### HOW TO COMPLETE THIS TASK
For each line of the data below that holds "divorcedfoodie", copy the line.

### EXERCISE MATERIALS

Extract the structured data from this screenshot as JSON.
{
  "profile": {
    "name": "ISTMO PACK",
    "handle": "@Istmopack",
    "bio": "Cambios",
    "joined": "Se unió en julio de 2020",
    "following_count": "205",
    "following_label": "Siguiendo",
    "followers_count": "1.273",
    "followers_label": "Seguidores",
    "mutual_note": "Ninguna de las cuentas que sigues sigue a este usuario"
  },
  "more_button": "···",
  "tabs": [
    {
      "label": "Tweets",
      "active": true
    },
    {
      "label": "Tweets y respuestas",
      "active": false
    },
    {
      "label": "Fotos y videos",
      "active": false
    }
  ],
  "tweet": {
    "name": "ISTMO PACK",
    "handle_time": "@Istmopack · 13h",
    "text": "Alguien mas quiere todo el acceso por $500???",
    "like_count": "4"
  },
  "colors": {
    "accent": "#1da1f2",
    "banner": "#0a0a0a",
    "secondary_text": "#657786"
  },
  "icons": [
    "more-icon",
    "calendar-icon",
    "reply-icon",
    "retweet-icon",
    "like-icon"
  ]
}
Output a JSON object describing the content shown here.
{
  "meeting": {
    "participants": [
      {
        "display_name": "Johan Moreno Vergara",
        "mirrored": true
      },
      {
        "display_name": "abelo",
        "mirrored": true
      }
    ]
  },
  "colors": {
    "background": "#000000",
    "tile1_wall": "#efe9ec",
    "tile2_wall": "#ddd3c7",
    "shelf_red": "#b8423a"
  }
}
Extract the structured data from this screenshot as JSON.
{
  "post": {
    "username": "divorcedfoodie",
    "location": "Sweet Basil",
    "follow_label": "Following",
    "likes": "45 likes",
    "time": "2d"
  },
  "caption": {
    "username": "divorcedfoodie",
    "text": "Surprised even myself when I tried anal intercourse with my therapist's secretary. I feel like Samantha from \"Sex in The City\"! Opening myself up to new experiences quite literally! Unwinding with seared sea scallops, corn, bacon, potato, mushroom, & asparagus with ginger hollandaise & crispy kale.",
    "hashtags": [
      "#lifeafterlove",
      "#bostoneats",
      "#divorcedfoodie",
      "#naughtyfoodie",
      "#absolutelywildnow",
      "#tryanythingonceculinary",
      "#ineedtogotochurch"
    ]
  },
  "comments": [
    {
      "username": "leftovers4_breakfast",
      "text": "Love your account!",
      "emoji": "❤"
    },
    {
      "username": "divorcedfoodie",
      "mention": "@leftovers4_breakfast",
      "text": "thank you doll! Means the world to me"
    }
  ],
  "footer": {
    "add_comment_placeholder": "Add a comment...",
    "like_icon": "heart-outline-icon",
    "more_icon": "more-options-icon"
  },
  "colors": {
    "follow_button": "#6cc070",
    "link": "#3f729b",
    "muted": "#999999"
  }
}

### ANSWER FOR THE TASK
    "username": "divorcedfoodie",
    "username": "divorcedfoodie",
      "#divorcedfoodie",
      "username": "divorcedfoodie",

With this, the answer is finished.